Accounts of Deep Ellum from the people who were there at the time tell of black artists and white artists playing together in unprecedented collaborations, of clubs filled with mixed-race dancing masses, of a cast of characters from pawn shop brokers to outlaws and gangsters. From the very beginning, Deep Ellum was a place where folk explored their own forms of expression, operating outside the mainstream and paving paths that would endure long after their creators had gone.
In 1985, The Dallas Museum of Art produced this awesome video of interviews with some of the musicians and patrons who frequented Deep Ellum in its Blues heyday: http://www.folkstreams.net/film,159
The End of an Era: The removal of the railroad, the building of an expressway, and a community moving on
After the end of World War II, Dallas began to look toward its future, which it saw in the sprawling suburbs to the north.
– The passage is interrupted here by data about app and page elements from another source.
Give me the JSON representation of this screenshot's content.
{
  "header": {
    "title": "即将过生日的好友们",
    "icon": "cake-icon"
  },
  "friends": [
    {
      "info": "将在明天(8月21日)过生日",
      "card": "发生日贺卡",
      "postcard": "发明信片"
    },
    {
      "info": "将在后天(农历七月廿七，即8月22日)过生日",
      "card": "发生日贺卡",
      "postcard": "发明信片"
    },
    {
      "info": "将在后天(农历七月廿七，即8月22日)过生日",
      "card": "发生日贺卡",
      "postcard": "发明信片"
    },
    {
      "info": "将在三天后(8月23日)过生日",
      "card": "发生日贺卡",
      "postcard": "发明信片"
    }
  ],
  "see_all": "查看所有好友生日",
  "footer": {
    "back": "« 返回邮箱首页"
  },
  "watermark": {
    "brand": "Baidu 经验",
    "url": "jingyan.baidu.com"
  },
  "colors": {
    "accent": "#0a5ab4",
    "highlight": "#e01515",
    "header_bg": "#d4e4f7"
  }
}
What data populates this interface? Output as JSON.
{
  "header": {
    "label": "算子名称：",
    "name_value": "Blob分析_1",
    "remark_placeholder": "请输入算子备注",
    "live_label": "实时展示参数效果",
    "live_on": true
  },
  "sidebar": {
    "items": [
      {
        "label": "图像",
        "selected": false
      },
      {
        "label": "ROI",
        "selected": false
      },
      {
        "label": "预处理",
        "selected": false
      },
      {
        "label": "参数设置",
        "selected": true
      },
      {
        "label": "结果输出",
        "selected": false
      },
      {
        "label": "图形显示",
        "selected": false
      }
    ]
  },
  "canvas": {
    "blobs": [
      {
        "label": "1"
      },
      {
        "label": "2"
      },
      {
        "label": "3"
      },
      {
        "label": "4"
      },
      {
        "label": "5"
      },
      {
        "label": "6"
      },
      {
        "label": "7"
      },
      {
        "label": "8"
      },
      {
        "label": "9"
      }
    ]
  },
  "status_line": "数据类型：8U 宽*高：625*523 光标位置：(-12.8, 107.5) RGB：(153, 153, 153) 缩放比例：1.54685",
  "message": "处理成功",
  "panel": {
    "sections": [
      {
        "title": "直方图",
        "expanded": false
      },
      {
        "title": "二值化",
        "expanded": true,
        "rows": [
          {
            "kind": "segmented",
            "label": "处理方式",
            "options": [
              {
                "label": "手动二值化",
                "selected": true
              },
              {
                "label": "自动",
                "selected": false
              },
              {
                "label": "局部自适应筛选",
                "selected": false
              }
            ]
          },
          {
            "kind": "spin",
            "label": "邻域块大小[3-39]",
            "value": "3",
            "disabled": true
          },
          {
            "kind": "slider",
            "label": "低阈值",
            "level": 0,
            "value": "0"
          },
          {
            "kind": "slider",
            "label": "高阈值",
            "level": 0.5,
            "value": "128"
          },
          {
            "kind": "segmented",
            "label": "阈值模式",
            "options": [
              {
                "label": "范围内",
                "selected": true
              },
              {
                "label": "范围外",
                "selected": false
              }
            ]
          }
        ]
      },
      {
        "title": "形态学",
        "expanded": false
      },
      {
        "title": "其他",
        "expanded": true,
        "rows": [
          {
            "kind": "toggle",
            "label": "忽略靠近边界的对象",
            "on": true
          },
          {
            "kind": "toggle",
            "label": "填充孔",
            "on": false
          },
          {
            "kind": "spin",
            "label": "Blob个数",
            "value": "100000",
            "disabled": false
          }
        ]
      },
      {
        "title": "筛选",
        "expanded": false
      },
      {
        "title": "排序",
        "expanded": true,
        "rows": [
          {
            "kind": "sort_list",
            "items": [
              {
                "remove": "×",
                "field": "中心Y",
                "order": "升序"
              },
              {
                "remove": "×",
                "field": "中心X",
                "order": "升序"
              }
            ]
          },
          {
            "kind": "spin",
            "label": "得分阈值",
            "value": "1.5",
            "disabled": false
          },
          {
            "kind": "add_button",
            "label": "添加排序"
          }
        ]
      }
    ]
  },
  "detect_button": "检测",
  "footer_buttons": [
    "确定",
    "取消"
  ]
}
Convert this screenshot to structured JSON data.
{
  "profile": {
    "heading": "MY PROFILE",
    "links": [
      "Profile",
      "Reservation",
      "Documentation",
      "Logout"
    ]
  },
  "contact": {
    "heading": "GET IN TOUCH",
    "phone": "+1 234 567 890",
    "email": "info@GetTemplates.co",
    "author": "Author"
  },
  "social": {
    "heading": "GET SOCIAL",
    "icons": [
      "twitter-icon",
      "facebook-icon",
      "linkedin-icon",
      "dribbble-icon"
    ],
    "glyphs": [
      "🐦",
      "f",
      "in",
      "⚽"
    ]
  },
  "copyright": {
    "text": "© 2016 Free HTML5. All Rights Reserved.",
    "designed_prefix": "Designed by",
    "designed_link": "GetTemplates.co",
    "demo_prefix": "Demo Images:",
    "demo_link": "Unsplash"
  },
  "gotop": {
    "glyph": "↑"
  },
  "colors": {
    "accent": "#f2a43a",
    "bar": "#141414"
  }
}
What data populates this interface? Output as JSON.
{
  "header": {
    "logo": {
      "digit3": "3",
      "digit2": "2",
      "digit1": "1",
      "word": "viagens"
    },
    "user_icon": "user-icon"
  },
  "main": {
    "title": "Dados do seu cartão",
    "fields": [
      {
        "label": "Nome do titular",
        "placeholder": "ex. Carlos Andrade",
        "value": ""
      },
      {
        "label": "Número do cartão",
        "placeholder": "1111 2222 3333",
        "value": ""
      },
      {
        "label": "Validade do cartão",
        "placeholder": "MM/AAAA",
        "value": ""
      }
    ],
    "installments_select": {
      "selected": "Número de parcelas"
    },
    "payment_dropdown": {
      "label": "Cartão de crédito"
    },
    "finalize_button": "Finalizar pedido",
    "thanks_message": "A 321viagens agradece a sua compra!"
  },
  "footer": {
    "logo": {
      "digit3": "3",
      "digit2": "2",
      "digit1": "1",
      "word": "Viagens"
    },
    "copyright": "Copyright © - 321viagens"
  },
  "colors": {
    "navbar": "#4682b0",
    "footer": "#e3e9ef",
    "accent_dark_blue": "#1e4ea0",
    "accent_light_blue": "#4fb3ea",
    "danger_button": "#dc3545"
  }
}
Unconcerned with its inner city dwellers, Dallas’s city planners began constructing highways that would carry its more moneyed citizens from their jobs in the city to their homes in Far North Dallas and beyond.
In Deep Ellum, the Houston and Texas Central railroad tracks that had been the lifeblood of the neighborhood were removed to make way for Central Expressway. It soon became less and less practical for the residents of the area to remain, and many began to move to other parts of the city. Then, in 1969, a new elevation of Central Expressway eliminated completely the block of Elm Street that had held the majority of the venues that had fostered Deep Ellum’s vibrant music scene.
By the 1970s, little of what had characterized Deep Ellum until then remained. Vacated storefronts, abandoned warehouses, and empty streets were common sights. It seemed that what was once a rich and blazing community had been snuffed out by a highway. But under Deep Ellum’s abandoned streets and behind its dark windows, a spark still burned, one that was soon to be fanned into flame once more.
- Knights of Pythias Temple (Union Banker’s Building) taken by Joe Mabel, courtesy of wikimedia commons Elm Street 1949 published on D Magazine’s Front/Burner blog January 15, 2014 as part of the “Ghosts of Dallas” series